Greek Cyprus offers passport to big foreign losers in banks

Greek Cyprus offers passport to big foreign losers in banks

LIMASSOL, Greek Cyprus - Agence France-Presse
Greek Cyprus offers passport to big foreign losers in banks

Greek Cypriot President Nicos Anastasiades (L) talks with Chairman of the Bank of Moscow, Russian Mikhail K. Kuzovlev in this photo. AFP photo

President Nicos Anastasiades said on April 14 that foreigners with bank deposits in Greek Cyprus who lost at least 3 million euros ($3.9 million) under an EU bailout for the island would be given passports.

“Non-resident investors who held deposits prior” to the bailout and lost “at least 3 million euros will be eligible to apply for Cypriot citizenship,” which brings with it an EU passport, Anastasiades said.

“We believe that a number of measures to be adopted could on the one hand mitigate to some extent the damage the Russian business community has endured,” he told a Russian business conference in the coastal resort of Limassol.

He said the measures, primarily affecting Russians, would be approved at a two-day cabinet meeting that started yesterday. “These decisions will be deployed in a fast-track manner and other measures, currently under consideration,” said the president, whose country sealed an EU bailout last month to rescue it from bankruptcy.

Most of the money being raised by Greek Cyprus to qualify for the bailout is to come from a hit of as much as 60 percent on more on deposits above 100,000 euros at the Mediterranean country’s two largest banks.

Russians have billions of euros in deposits parked in Greek Cyprus, with estimates ranging from 5-31 billion euros. Moscow was angered when it emerged they would lose part of their money under “haircuts” demanded in return for an EU bailout.

“I wholly acknowledge and share their understandable bitterness and apprehension caused by the coercive manner with which the Eurogroup agreement was imposed on my government,” Anastasiades said of the Russian business community.

The government is also “examining various scenarios which could permit the compensation of part of the losses which shareholders of banks, holders of debt securities and depositors have suffered,” he said, without elaborating.

Advantages of EU passport

Russians at the conference pointed to the obvious advantages of having a European Union passport, but some were left unconvinced.

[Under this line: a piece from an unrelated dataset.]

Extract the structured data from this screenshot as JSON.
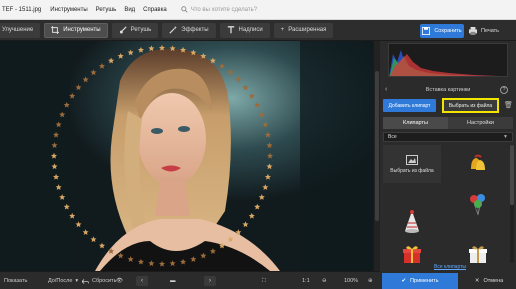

“It’s true that for a Russian national having a Cyprus passport is a good thing because Cyprus is part of Europe,” Vasily Novikov, a Greek Cyprus-based Russian entrepreneur.

Turning to the hydrocarbon reserves discovered off southern Greek Cyprus, Anastasiades invited Russian energy firms to take part in development of the fields on which his country is pinning its economic recovery hopes.

“My government is determined to swiftly proceed and implement all the necessary steps in order to realise the significant potential for Cyprus to become the eastern Mediterranean’s energy hub,” he said. “I therefore urge more companies from the Russia Federation involved in the oil and gas industry to demonstrate interest in getting involved and exploiting the great prospects of Cyprus’s energy sector.” He voiced confidence that Russian-Greek Cypriot business links would remain strong.

“Cyprus will remain a reliable partner to all those entrepreneurs and investors interested in international expansion and will retain its position as a significant international investment hub for Russian and Greek Cypriot business,” Anastasiades said.